## Element data from apps and pages
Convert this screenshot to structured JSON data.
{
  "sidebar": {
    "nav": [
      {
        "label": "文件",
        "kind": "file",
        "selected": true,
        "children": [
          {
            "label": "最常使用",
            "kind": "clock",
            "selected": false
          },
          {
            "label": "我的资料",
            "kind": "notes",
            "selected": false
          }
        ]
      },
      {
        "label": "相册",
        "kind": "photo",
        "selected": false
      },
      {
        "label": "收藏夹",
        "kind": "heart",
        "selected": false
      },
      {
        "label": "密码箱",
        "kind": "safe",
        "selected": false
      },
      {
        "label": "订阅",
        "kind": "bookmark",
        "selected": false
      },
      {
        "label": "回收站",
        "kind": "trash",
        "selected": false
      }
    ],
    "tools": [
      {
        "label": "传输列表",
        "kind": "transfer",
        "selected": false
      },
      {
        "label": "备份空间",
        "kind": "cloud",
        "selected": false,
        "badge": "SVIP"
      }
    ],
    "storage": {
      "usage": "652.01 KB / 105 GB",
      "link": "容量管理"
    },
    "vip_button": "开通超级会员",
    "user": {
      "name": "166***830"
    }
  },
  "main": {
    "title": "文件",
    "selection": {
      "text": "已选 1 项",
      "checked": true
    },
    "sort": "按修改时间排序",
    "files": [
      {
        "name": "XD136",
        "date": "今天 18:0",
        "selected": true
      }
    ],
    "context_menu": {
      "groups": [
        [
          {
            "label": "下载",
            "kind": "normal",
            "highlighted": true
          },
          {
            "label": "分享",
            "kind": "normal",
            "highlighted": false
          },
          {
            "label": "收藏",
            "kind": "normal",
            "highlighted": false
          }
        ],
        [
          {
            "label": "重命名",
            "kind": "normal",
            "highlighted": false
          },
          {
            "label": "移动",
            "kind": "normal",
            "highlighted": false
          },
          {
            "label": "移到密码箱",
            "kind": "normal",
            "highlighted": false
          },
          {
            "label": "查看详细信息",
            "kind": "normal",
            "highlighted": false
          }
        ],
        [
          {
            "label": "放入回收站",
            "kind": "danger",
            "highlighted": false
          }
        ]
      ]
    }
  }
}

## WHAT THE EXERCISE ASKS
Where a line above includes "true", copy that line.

## REPLY
        "selected": true,
      "checked": true
        "selected": true
            "highlighted": true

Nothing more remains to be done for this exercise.